The Coming Storm
Posted on August 4, 2011
I’ve been feeling a little down today as a few thoughts in my head coalesce. I feel a perfect storm is coming, a revelation of what our society is really like under the surface. The following is a little melancholy – be warned!
What are the winds that make this storm?
First, we have a rapidly ageing workforce, and a majority of the population will be beyond working age. Two major consequences flow from this: 1) that there will be less tax dollars to fund human services such as mental health, community development, youth work, family support etc; 2) a generation which is, in general, more likely to serve the community, is going to disappear soon.
Second, my wife came back from a work conference at which a Department of Human Services (DHS) senior bureaucrat foresaw the withering of the welfare sector as the financial crisis that is currently engulfing Europe inevitably finds its way to Australia. Funding to nonprofits and human services will be cut drastically, with the idea of the Big Society coming to the fore. The Big Society is a UK policy of devolution of responsibility for communities to the local level. Usually, I am all for a such a redistribution of power to the local level: it gives responsibility and ownership to people on the ground, who know what their community’s need. My first thought was – that’s great that the financial crisis has stimulated such a creative policy.

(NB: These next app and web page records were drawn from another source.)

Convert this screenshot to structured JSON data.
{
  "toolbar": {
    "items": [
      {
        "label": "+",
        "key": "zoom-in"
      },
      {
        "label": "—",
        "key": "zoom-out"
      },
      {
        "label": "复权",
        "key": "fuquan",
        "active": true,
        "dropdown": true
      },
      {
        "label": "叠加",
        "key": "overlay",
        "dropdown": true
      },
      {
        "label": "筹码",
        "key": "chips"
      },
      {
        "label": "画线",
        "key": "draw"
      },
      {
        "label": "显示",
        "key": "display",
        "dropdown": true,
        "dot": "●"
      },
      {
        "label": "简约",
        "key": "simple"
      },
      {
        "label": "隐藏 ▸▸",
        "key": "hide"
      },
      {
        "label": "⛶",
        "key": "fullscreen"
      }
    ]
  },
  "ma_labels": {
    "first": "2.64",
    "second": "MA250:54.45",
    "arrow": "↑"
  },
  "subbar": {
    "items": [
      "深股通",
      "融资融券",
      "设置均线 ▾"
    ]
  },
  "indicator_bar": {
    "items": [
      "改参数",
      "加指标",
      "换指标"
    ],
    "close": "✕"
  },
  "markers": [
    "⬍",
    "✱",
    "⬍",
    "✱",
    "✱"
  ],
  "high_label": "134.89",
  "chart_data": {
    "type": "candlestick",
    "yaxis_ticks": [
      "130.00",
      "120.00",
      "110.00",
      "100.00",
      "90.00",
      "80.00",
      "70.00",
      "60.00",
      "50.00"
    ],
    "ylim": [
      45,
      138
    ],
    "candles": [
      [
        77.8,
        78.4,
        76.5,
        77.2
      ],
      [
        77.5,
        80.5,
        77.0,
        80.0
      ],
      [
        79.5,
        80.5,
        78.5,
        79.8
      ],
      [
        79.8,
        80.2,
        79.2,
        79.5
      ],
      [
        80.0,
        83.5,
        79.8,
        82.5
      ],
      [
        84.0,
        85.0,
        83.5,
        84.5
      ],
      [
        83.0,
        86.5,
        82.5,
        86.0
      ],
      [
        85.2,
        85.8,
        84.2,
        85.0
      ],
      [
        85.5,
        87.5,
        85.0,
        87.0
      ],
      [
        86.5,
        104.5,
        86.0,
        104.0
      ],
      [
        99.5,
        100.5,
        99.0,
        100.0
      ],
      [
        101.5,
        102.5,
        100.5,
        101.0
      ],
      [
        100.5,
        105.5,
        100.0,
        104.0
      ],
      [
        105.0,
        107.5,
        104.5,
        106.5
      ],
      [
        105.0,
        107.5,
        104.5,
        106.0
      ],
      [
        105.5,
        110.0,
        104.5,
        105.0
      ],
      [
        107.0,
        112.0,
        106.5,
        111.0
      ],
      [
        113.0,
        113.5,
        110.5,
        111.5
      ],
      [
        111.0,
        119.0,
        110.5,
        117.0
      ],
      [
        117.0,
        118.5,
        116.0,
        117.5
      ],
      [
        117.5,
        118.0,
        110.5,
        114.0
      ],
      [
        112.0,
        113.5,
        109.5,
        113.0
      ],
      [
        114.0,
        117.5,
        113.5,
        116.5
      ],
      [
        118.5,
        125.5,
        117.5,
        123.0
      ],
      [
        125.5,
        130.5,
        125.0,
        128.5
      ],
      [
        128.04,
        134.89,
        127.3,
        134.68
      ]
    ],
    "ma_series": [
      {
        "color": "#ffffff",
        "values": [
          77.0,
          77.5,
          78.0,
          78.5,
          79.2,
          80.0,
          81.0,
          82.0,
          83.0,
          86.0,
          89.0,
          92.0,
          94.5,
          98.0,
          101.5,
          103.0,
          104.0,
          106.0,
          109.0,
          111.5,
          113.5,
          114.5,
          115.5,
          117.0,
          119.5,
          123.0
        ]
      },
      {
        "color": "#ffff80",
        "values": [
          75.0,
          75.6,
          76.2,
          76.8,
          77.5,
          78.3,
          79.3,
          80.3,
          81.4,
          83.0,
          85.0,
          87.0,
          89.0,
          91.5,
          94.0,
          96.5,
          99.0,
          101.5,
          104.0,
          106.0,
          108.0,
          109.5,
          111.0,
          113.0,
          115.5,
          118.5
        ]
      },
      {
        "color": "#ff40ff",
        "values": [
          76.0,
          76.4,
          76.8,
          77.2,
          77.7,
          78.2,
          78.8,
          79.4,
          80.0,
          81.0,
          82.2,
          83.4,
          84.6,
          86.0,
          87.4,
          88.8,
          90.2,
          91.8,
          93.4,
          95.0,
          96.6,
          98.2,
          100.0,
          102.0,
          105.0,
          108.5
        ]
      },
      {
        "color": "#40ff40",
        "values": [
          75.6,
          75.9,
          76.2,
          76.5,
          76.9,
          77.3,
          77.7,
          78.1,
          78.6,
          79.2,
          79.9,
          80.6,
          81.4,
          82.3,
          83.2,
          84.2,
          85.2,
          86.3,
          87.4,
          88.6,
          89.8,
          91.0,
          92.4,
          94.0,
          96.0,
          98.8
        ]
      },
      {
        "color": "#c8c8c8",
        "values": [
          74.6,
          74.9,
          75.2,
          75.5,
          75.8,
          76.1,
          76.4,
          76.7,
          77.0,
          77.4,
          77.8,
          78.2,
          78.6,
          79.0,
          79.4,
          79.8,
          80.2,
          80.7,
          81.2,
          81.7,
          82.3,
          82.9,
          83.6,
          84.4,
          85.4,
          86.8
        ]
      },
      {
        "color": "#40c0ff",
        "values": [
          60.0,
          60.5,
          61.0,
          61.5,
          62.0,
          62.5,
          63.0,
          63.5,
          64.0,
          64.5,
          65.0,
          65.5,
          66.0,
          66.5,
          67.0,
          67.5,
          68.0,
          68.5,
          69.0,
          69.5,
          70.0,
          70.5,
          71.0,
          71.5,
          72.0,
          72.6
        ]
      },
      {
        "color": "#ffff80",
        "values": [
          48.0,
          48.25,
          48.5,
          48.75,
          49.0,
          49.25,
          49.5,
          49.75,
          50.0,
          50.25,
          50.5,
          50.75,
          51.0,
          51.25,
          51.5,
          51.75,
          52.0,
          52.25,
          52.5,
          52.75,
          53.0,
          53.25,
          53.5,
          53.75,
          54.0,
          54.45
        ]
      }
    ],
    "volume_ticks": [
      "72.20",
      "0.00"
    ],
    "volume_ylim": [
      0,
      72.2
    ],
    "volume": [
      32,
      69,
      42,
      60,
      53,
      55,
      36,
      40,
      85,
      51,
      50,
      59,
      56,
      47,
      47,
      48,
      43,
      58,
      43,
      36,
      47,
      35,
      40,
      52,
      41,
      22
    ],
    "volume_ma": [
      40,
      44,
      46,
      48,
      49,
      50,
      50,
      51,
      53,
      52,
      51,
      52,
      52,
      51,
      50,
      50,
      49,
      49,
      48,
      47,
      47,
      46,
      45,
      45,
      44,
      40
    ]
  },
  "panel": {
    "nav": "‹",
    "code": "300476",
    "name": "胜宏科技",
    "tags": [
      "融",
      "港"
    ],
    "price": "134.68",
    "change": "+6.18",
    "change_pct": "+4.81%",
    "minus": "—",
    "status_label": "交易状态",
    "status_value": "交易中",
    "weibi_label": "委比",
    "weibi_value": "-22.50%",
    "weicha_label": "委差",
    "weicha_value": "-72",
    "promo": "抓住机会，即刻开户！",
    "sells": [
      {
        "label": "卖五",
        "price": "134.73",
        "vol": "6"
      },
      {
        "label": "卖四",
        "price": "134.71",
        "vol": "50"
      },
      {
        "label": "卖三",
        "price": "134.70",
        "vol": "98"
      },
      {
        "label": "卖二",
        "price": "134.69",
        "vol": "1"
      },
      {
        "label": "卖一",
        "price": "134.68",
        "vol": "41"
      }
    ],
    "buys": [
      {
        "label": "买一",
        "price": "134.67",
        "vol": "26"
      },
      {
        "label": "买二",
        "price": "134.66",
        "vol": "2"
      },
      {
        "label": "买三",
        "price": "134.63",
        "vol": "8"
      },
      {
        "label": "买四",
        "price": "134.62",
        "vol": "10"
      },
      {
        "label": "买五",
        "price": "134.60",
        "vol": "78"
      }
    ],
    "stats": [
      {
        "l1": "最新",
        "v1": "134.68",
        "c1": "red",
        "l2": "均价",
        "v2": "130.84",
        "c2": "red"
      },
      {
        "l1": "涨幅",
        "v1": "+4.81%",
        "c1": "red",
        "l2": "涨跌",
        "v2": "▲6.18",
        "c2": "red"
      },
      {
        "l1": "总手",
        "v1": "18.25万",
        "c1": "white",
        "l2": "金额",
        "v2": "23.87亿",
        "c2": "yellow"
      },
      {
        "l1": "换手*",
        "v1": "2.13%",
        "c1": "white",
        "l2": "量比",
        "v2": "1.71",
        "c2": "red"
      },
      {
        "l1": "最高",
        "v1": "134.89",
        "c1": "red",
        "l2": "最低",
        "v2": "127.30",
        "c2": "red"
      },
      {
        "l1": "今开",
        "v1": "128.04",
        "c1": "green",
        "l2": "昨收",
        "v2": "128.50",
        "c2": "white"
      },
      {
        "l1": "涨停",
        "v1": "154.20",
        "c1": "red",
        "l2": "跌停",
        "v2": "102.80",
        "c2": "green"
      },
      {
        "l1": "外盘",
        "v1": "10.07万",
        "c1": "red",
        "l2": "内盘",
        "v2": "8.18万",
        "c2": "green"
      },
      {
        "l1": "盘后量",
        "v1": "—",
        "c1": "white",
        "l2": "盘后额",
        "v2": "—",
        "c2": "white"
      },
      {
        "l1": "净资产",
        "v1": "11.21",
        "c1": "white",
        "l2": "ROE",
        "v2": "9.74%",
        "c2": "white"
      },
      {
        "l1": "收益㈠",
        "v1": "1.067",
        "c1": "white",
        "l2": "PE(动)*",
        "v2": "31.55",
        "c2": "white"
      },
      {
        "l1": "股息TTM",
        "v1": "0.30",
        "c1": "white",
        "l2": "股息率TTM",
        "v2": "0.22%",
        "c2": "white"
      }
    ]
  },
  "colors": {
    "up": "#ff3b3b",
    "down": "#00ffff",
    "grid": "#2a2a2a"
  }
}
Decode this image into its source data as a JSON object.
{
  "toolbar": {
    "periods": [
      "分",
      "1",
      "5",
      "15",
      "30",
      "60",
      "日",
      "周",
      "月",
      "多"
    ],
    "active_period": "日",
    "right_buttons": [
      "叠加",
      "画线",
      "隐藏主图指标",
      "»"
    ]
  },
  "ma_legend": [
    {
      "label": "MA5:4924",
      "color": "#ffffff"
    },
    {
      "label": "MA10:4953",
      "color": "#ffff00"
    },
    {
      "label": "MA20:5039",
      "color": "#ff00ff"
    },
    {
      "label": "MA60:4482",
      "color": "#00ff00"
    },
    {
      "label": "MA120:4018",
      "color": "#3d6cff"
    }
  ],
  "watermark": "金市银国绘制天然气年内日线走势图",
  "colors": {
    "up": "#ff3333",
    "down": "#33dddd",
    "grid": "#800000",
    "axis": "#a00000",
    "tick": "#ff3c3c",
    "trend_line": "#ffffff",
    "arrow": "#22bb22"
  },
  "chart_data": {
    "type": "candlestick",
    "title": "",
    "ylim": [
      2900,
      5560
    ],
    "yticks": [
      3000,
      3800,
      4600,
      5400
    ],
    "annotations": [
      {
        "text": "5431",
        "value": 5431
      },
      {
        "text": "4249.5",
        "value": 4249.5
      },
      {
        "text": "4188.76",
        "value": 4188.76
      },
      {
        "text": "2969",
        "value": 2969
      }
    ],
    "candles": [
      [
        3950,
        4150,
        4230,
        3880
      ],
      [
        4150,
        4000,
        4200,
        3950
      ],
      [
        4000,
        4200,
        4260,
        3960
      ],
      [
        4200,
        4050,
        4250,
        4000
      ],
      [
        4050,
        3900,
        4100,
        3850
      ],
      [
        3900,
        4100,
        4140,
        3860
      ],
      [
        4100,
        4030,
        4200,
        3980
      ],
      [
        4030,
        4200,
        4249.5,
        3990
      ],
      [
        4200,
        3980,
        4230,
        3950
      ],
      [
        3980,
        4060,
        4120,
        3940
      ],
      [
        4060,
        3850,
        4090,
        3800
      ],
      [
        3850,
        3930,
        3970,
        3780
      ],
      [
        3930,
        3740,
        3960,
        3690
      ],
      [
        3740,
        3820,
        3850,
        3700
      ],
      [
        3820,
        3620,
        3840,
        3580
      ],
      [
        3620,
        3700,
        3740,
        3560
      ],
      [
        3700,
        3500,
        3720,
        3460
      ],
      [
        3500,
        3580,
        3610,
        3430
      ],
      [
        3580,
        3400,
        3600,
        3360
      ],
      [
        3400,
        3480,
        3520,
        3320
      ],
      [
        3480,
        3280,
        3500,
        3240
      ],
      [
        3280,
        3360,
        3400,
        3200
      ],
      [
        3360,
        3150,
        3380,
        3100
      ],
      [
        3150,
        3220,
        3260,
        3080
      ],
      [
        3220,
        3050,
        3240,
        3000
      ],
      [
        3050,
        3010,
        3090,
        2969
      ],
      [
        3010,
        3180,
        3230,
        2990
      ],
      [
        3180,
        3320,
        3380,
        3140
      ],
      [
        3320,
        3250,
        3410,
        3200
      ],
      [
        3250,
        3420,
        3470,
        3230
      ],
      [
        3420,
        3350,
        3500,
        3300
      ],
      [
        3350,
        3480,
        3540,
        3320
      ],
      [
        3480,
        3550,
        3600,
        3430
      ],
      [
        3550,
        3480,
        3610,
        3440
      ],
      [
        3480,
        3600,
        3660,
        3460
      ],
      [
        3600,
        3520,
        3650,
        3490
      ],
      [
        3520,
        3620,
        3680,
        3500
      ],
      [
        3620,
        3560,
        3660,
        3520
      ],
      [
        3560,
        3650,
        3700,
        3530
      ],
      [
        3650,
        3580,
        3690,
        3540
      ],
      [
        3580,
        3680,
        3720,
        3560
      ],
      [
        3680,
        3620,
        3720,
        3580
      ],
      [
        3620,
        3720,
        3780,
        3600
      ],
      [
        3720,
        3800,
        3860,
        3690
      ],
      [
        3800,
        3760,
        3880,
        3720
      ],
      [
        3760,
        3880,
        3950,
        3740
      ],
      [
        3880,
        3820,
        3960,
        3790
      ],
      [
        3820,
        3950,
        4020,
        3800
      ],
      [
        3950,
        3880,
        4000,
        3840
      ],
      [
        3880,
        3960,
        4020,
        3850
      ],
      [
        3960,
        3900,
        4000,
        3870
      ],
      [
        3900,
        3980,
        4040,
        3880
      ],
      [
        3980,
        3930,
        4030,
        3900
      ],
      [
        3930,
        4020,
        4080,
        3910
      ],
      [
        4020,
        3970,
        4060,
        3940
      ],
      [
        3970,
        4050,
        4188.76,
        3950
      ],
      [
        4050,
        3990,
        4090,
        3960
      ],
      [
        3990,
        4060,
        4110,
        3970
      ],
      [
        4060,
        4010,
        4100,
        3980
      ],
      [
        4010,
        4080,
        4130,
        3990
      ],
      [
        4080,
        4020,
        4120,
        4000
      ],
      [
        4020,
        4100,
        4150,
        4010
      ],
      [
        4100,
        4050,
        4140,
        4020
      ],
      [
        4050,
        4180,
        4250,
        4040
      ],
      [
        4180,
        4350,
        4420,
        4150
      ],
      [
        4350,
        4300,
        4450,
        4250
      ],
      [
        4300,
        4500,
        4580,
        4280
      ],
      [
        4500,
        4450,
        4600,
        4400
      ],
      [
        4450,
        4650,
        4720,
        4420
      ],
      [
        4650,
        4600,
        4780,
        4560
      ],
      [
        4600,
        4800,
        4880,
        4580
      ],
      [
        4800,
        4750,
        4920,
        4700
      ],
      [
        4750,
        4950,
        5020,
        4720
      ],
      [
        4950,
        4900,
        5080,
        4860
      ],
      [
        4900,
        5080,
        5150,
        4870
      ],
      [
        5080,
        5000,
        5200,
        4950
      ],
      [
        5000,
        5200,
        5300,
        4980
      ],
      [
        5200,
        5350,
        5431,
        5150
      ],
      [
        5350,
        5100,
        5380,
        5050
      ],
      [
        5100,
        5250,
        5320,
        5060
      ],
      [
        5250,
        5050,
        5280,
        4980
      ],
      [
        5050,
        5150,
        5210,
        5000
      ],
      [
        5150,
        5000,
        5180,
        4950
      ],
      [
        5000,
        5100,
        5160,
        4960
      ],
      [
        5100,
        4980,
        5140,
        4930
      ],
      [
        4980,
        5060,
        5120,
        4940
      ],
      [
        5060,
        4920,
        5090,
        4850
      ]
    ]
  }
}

But then the crunch came.
Mark Sayers spoke at “Heartland”, a Christian youth work training event organised by Praxis and others in Bendigo. There, he mapped the cultural terrain that youth workers need to navigate. Mark’s main point is that youth and young adults approach life from a consumer perspective. That is, choices of all descriptions (phone, job, education, church, relationships) are re-framed in terms of what is good for the individual. The arena of decision-making has become the individual, rather than the community. Mark gave a rousing challenge to us there, to model wholehearted commitment to the cause of the reign of God.
You might be able to see the connections I’m making here. The factors of ageing population and financial crisis/Big Society require a new generation of people committed to the common good, who make decisions within that orbit rather than their personal needs. Great! But the pervasiveness of a consumerist worldview, across most of the population, means that people generally have a consumer approach to community service. I’ll do this homework club until I get bored; I’ll read to these kids until their parents frustrate me; I’ll visit the nursing home for as long as it’s ‘rewarding’; I’ll mentor those young people until I get a job offer interstate. This consumer approach to community service doesn’t build a community, it undermines it. Let me say that this attitude is not limited to young people and young adults.
What is needed? A body of people committed to the wellbeing of others and the community beyond personal comfort, whose source of motivation comes from beyond what others can give me. Sounds like the Church. Jesus Christ’s outright denial of a culture of reciprocity, which consumerism relies on (I’ll buy this if it gets me that; I’ll participate if I get X), is the good soil in which commitment to the common good can be fostered. And here is where I get alternately despondent and hopeful. On the one hand, the Church is withering away in Australia, and its numerically successful instances often rely on consumerism. On the other hand, there is a new movement of Christians excited about mission, pouring energy into their neighbours, schools, workplaces and communal institutions – that gives me courage!
However, if this ethic of community service doesn’t get passed on, and if the Church’s better angels don’t win out, and if the welfare sector we have contracted to do our dirty work for us is simply not there to hold back the tide, what’s going to happen? Wholesale breakdown of society. I’m not usually given to hyperbole, but I don’t see another option. Feel free to provide a more hopeful one.
In that day, the oddest book in the Bible, Revelation, will become eerily sensible. When humanity is stripped bare, when all the props have been knocked out, all that we have left is “patient endurance”. The book of Revelation advocates that the Church be the Church – if we allow God to shape us into that Church, there’s some hope.